### What to do
From the data below, copy out every line in which the word "title" occurs.

### Data shown

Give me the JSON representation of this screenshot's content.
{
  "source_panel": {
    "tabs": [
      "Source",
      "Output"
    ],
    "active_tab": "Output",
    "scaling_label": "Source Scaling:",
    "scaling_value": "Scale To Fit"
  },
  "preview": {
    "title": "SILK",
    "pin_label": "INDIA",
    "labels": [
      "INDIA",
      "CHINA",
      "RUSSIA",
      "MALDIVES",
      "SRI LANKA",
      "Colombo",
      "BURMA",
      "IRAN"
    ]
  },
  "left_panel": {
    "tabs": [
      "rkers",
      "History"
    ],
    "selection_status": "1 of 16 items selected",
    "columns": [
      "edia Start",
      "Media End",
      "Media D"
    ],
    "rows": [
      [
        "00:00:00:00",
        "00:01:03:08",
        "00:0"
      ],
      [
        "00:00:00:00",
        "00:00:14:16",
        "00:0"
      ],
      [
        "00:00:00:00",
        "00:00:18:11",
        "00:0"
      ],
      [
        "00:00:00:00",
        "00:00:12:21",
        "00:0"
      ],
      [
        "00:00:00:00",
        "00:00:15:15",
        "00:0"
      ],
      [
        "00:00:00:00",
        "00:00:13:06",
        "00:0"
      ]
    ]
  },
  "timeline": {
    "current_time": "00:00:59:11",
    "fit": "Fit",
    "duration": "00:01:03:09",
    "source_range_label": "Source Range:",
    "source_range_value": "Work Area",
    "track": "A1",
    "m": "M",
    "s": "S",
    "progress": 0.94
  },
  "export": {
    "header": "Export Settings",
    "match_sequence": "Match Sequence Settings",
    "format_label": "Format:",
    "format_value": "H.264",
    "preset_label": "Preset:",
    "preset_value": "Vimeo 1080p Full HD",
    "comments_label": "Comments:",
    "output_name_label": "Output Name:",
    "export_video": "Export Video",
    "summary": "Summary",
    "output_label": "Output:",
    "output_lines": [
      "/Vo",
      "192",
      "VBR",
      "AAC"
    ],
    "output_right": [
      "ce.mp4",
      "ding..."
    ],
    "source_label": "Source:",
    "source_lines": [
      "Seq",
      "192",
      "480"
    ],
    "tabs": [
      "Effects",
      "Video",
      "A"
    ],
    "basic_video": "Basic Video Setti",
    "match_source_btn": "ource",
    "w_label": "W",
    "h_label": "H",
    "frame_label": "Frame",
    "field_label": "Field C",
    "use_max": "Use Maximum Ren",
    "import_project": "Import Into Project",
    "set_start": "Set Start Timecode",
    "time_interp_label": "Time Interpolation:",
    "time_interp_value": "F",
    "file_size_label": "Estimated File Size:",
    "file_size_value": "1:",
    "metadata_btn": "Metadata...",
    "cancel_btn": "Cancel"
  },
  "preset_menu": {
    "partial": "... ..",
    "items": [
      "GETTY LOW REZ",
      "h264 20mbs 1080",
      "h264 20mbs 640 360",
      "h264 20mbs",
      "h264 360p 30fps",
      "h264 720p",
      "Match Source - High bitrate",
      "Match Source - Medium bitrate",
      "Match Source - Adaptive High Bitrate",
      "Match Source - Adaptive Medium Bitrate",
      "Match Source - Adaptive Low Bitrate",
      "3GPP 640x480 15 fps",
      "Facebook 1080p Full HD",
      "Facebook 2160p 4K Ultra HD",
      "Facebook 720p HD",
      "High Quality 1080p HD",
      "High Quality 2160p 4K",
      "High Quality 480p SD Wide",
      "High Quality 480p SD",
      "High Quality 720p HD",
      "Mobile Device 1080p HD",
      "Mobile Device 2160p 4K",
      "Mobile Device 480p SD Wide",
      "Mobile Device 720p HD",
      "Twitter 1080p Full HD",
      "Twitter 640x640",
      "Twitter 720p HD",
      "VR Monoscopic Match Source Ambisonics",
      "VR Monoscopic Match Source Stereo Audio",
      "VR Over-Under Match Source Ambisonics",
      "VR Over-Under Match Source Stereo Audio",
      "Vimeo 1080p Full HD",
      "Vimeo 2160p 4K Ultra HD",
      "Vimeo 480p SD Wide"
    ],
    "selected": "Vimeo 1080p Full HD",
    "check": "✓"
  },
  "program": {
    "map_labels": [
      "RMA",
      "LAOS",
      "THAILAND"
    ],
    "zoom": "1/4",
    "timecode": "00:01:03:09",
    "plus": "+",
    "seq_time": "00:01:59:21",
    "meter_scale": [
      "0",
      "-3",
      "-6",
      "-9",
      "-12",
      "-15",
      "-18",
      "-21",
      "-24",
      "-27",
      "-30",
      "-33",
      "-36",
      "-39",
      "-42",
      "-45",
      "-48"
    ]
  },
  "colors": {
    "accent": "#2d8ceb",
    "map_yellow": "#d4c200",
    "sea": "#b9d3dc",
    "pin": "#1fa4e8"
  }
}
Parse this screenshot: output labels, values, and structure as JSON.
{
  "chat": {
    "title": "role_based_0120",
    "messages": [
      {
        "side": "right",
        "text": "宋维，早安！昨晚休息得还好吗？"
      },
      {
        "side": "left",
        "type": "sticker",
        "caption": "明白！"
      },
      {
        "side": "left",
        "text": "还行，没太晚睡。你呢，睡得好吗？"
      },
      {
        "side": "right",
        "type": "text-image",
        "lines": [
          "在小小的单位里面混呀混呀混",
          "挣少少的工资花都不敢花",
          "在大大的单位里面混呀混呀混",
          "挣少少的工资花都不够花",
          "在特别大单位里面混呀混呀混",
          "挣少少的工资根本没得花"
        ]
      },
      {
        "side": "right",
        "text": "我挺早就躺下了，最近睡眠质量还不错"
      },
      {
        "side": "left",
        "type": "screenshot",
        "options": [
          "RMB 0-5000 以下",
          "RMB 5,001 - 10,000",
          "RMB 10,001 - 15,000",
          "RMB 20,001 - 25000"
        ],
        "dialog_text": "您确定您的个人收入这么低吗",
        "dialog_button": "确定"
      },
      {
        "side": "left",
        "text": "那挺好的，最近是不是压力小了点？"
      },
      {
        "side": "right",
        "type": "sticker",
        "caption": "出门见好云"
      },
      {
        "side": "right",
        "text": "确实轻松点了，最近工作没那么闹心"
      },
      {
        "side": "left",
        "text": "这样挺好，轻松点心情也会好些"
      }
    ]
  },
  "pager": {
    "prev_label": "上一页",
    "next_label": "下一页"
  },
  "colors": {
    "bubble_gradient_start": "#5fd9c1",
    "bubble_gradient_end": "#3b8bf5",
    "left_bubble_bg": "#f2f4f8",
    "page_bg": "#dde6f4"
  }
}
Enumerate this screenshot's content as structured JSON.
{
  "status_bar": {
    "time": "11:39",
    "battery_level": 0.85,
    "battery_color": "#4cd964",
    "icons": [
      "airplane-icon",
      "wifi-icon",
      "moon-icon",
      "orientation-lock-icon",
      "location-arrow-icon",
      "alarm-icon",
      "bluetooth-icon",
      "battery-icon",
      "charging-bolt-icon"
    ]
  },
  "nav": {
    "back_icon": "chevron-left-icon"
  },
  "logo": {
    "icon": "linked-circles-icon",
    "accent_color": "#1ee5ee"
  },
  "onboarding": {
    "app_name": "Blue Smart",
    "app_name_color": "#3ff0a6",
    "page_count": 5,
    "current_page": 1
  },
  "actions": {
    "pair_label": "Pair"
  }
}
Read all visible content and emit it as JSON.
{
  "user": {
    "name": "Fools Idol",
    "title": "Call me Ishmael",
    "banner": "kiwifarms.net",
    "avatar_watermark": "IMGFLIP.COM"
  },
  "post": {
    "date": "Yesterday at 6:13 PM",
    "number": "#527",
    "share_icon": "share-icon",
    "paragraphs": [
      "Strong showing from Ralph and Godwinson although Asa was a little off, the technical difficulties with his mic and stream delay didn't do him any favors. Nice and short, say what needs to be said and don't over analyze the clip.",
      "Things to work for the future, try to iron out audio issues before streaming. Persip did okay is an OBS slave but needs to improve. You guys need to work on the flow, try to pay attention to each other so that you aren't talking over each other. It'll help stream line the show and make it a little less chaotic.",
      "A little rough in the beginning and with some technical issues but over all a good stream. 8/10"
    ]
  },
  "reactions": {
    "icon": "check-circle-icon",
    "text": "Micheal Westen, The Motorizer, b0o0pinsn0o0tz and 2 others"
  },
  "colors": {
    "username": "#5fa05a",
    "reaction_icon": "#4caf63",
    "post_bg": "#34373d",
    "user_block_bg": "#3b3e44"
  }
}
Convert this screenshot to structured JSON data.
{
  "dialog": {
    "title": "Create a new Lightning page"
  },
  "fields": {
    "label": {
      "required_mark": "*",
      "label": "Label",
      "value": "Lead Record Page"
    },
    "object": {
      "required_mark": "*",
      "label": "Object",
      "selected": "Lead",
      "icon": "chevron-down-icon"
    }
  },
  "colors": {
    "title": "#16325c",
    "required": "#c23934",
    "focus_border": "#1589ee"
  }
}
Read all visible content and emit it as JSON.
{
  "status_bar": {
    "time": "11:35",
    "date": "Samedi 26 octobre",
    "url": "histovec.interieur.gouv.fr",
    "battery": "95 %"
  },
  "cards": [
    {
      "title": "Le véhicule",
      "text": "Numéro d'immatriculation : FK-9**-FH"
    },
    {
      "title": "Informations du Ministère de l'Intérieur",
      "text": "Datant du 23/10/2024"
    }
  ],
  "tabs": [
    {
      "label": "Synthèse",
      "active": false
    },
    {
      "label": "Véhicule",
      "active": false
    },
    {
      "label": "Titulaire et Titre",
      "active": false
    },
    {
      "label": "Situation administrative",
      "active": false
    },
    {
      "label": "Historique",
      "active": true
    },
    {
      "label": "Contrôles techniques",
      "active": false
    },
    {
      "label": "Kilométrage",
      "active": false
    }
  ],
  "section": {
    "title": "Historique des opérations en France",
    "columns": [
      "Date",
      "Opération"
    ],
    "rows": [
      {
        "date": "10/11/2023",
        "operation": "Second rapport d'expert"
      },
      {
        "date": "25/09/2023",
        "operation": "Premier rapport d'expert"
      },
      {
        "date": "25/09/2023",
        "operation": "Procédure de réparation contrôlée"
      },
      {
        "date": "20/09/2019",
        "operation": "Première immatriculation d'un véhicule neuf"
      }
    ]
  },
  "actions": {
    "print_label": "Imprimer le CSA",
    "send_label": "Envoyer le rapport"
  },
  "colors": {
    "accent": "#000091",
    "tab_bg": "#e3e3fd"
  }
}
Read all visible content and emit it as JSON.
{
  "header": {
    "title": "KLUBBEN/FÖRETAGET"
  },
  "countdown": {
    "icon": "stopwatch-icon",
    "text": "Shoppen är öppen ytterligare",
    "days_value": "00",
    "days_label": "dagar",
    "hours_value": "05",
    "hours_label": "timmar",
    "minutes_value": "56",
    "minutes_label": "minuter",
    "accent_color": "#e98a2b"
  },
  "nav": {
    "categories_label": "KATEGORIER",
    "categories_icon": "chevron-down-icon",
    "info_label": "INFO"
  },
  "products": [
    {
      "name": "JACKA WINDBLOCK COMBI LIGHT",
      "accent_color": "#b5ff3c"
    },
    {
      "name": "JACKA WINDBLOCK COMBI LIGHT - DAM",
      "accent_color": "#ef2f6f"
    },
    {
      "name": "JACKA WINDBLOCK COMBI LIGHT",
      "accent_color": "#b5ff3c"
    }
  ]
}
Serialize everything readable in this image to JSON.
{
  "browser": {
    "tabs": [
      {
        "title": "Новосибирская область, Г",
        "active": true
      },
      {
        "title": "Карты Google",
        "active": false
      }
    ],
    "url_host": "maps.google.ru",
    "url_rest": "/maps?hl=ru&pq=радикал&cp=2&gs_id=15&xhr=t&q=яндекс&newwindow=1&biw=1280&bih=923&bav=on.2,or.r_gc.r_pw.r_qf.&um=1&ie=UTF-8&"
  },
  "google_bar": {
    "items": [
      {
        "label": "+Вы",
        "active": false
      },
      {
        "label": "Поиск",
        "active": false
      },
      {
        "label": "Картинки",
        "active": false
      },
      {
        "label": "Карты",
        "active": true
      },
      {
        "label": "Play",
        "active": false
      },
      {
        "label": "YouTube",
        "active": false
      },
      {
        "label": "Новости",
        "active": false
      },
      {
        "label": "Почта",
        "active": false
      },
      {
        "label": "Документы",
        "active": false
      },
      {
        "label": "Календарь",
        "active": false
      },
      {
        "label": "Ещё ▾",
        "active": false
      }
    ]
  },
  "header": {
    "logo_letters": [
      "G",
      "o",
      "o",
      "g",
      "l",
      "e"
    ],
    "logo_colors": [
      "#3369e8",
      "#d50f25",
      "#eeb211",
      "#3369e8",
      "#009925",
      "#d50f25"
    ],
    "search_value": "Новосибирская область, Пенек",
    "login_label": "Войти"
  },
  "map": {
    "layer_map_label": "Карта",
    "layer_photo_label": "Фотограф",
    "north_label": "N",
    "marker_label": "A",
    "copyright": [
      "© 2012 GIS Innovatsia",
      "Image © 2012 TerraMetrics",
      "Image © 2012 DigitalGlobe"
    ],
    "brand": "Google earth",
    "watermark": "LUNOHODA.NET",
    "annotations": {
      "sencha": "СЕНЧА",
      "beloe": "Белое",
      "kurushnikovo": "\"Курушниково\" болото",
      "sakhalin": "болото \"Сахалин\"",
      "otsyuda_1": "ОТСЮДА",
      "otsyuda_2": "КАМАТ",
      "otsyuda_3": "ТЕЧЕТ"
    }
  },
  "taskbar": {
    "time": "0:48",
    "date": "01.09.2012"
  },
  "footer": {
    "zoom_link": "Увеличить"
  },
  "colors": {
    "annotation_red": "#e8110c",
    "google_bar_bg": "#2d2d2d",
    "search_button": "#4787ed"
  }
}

### Answer
    "title": "SILK",
    "title": "role_based_0120",
    "title": "Call me Ishmael",
    "title": "Create a new Lightning page"
    "title": "#16325c",
      "title": "Le véhicule",
      "title": "Informations du Ministère de l'Intérieur",
    "title": "Historique des opérations en France",
    "title": "KLUBBEN/FÖRETAGET"
        "title": "Новосибирская область, Г",
        "title": "Карты Google",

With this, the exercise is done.